|Age Group||Recommended Hours of Sleep Per Day|
|Newborn||0–3 months||14–17 hours (National Sleep Foundation)1 No recommendation (American Academy of Sleep Medicine)2|
|Adult||18–60 years||7 or more hours per night3|
|61–64 years||7–9 hours1|
|65 years and older||7–8 hours1|
If you nap in the morning, the sleep consists primarily of light NREM (and possibly REM) sleep. In contrast, napping later in the evening, as your sleep drive increases, will comprise more deep sleep. This, in turn, may disrupt your ability to fall asleep at night. Therefore, napping late in the day is discouraged.
This is because our brain is constantly forming new connections while we are awake. The longer we are awake, the more active our minds become. Scientists believe that this is partly why sleep deprivation has been shown to reduce symptoms of depression. However, there are negative outcomes of this, too.
It boils down to your biological sleep need. Seven to nine hours may be the gold standard for a solid night's kip, but your personal requirements are determined by genetics. A handful of bright-eyed outliers benefit from a mutated gene, hDEC2, which allows their body to thrive after just four hours between the sheets.
Aim for 7-9 hours of sleep each night. Here are some tips to help: Go to bed and wake up at the same time every day, even on weekends. Find ways to relax before bedtime each night.
The longest recorded time without sleep is approximately 264 hours, or just over 11 consecutive days. Although it's unclear exactly how long humans can survive without sleep, it isn't long before the effects of sleep deprivation start to show. After only three or four nights without sleep, you can start to hallucinate.
- Stick to a sleep schedule. Set aside no more than eight hours for sleep. ...
- Pay attention to what you eat and drink. Don't go to bed hungry or stuffed. ...
- Create a restful environment. Keep your room cool, dark and quiet. ...
- Limit daytime naps. ...
- Include physical activity in your daily routine. ...
- Manage worries.
How many hours does Elon Musk sleep?

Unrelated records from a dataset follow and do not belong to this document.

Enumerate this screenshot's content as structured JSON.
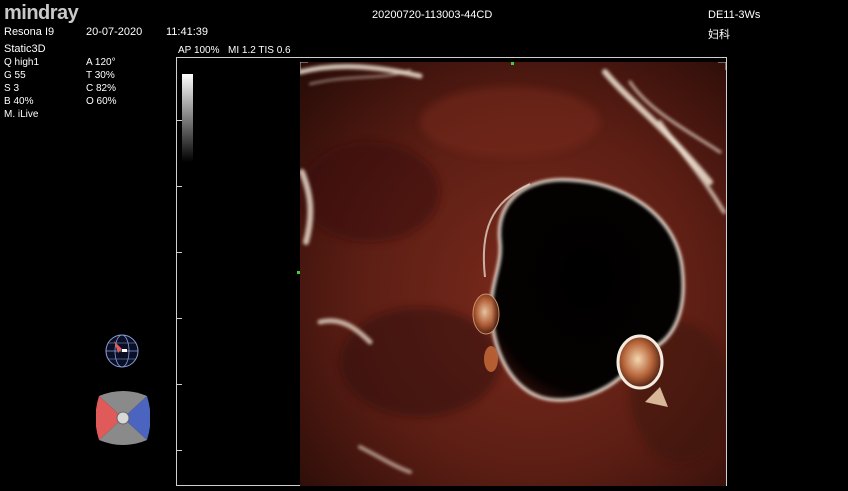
{
  "header": {
    "brand": "mindray",
    "model": "Resona I9",
    "date": "20-07-2020",
    "time": "11:41:39",
    "exam_id": "20200720-113003-44CD",
    "probe": "DE11-3Ws",
    "department": "妇科"
  },
  "mode": "Static3D",
  "safety": {
    "ap": "AP 100%",
    "mi_tis": "MI 1.2  TIS 0.6"
  },
  "params_left": [
    "Q high1",
    "G 55",
    "S 3",
    "B 40%",
    "M. iLive"
  ],
  "params_right": [
    "A 120°",
    "T 30%",
    "C 82%",
    "O 60%"
  ],
  "colors": {
    "tissue": "#5c1e14",
    "tissue_dark": "#2a0c08",
    "highlight": "#f2e6d6",
    "frame": "#cfcfcf",
    "marker": "#3fcf3f",
    "orient_red": "#e05a5a",
    "orient_blue": "#4a64c0"
  },
  "icons": {
    "orientation_sphere": "globe-icon",
    "orientation_disk": "orientation-disk-icon"
  }
}
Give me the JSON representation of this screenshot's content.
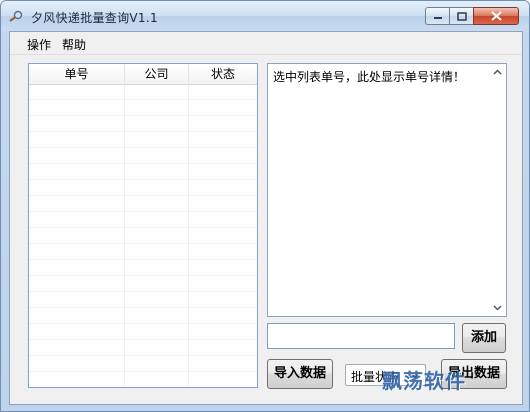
{
  "window": {
    "title": "夕风快递批量查询V1.1"
  },
  "menu": {
    "items": [
      "操作",
      "帮助"
    ]
  },
  "list": {
    "columns": [
      "单号",
      "公司",
      "状态"
    ],
    "rows": []
  },
  "detail": {
    "text": "选中列表单号，此处显示单号详情！"
  },
  "input": {
    "value": "",
    "placeholder": ""
  },
  "buttons": {
    "add": "添加",
    "import": "导入数据",
    "export": "导出数据"
  },
  "status_select": {
    "selected": "批量状态"
  },
  "watermark": "飘荡软件",
  "colors": {
    "accent": "#7ea3d4",
    "close_button": "#c8452a",
    "watermark": "#2e5fa6"
  }
}
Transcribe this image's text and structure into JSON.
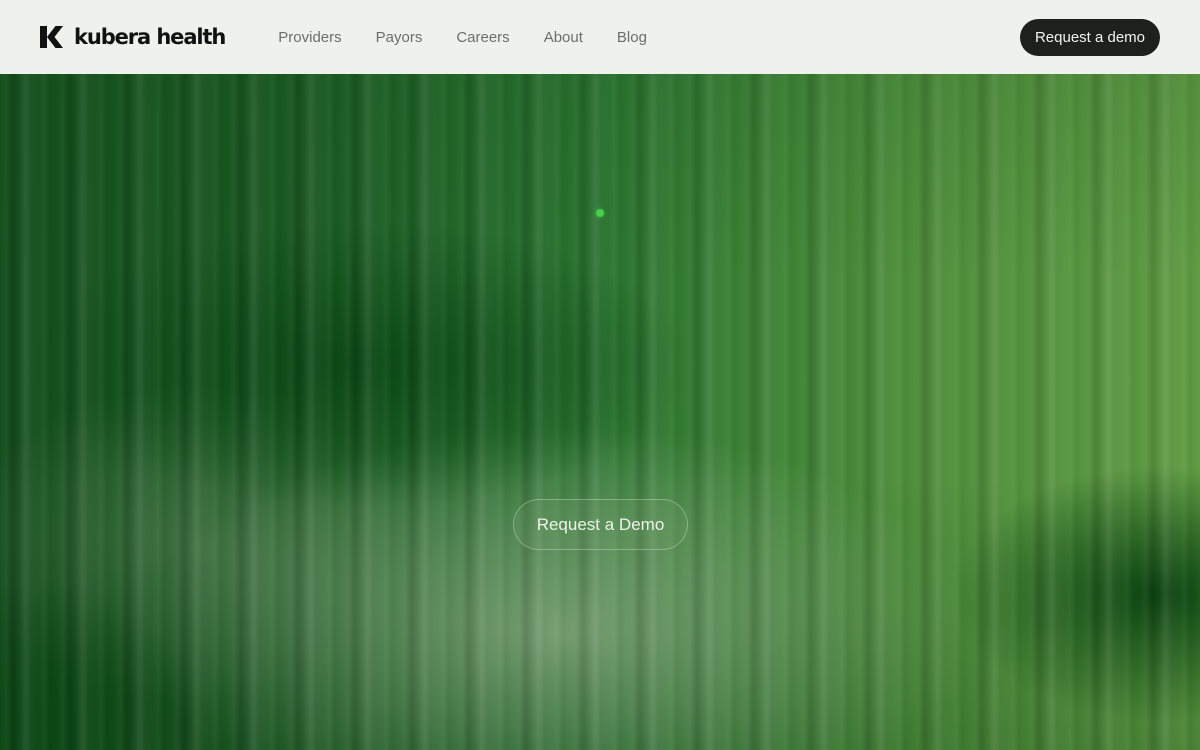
{
  "header": {
    "logo_text": "kubera health",
    "logo_icon": "kubera-k-icon",
    "nav": [
      {
        "label": "Providers"
      },
      {
        "label": "Payors"
      },
      {
        "label": "Careers"
      },
      {
        "label": "About"
      },
      {
        "label": "Blog"
      }
    ],
    "cta_label": "Request a demo"
  },
  "hero": {
    "cta_label": "Request a Demo",
    "indicator_icon": "green-dot-icon"
  },
  "colors": {
    "header_bg": "#eef1ec",
    "header_button_bg": "#1d211e",
    "hero_green_dark": "#134f1c",
    "hero_green_light": "#5f9c42",
    "accent_dot": "#43d14a"
  }
}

He says he likes getting around six to six-and-a-half hours of sleep per night. Sleeping in is not an option for him, saying it affects his performance more than if he sleeps less. After getting up, he showers, dresses, and enjoys a morning cup of coffee.

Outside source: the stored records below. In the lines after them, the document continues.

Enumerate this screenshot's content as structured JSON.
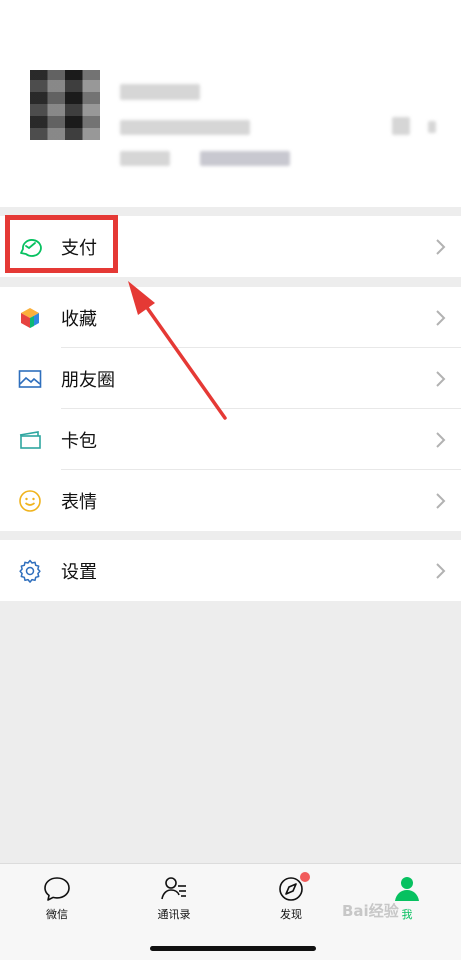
{
  "menu": {
    "pay": "支付",
    "favorites": "收藏",
    "moments": "朋友圈",
    "cards": "卡包",
    "stickers": "表情",
    "settings": "设置"
  },
  "tabs": [
    {
      "label": "微信",
      "icon": "chat-bubble-icon"
    },
    {
      "label": "通讯录",
      "icon": "contacts-icon"
    },
    {
      "label": "发现",
      "icon": "compass-icon"
    },
    {
      "label": "我",
      "icon": "person-icon"
    }
  ],
  "watermark": "Bai经验",
  "colors": {
    "accent": "#07c160",
    "highlight": "#e53935",
    "badge": "#f15b5b"
  }
}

Having trouble getting that ideal 8 hours of sleep? So is everyone else. But there's some good news — you may only need 7 hours of it. The American Academy of Sleep Medicine (AASM) and the Sleep Research Society (SRS) have issued a new recommendation, saying seven is the magic sleep number for most healthy adults.

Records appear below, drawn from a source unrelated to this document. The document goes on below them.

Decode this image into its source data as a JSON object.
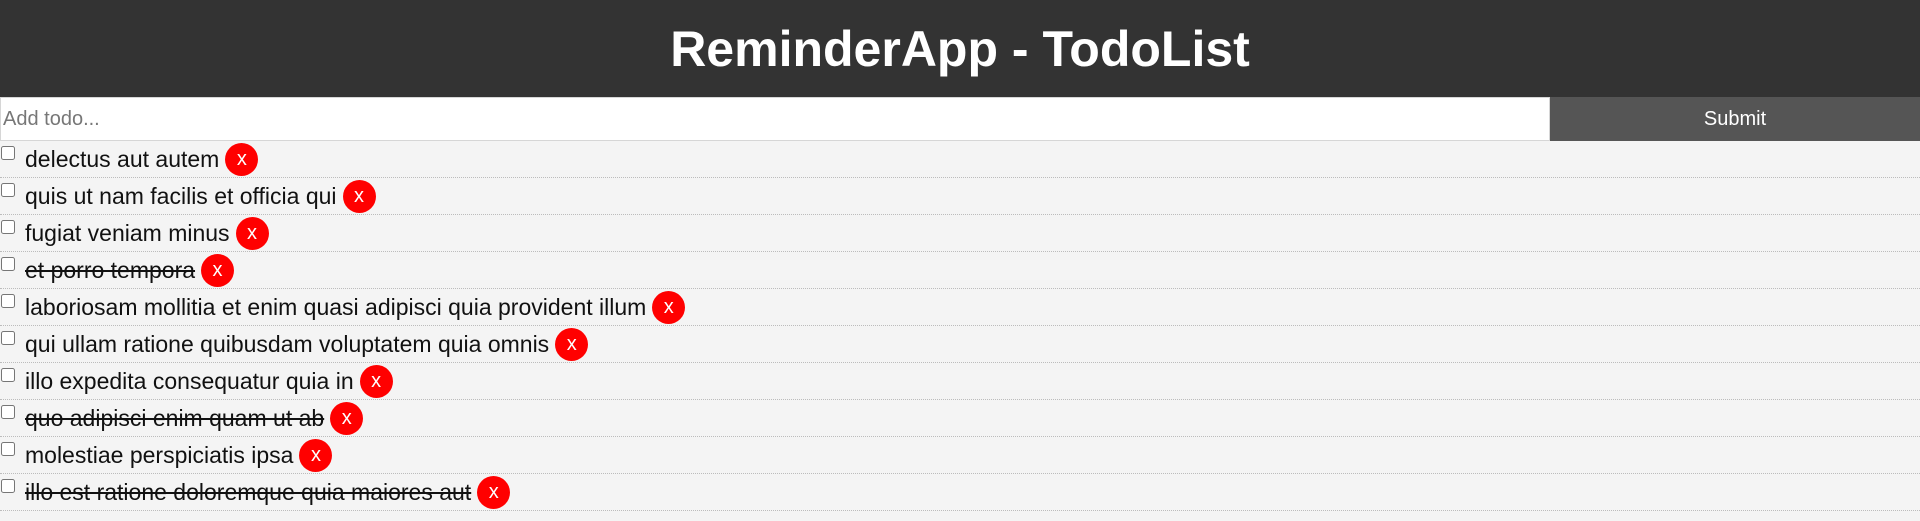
{
  "header": {
    "title": "ReminderApp - TodoList"
  },
  "form": {
    "placeholder": "Add todo...",
    "submit_label": "Submit"
  },
  "todos": [
    {
      "title": "delectus aut autem",
      "completed": false,
      "delete_label": "x"
    },
    {
      "title": "quis ut nam facilis et officia qui",
      "completed": false,
      "delete_label": "x"
    },
    {
      "title": "fugiat veniam minus",
      "completed": false,
      "delete_label": "x"
    },
    {
      "title": "et porro tempora",
      "completed": true,
      "delete_label": "x"
    },
    {
      "title": "laboriosam mollitia et enim quasi adipisci quia provident illum",
      "completed": false,
      "delete_label": "x"
    },
    {
      "title": "qui ullam ratione quibusdam voluptatem quia omnis",
      "completed": false,
      "delete_label": "x"
    },
    {
      "title": "illo expedita consequatur quia in",
      "completed": false,
      "delete_label": "x"
    },
    {
      "title": "quo adipisci enim quam ut ab",
      "completed": true,
      "delete_label": "x"
    },
    {
      "title": "molestiae perspiciatis ipsa",
      "completed": false,
      "delete_label": "x"
    },
    {
      "title": "illo est ratione doloremque quia maiores aut",
      "completed": true,
      "delete_label": "x"
    }
  ],
  "colors": {
    "header_bg": "#333333",
    "submit_bg": "#555555",
    "delete_bg": "#ff0000",
    "list_bg": "#f4f4f4"
  }
}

Not surprisingly, test subjects who slept the recommended eight hours a night had the highest performance ratings. Those who slept six hours a night did fine until nearing the end of the study, around day 10, and those functioning on just four hours of sleep were noticeably worse each day.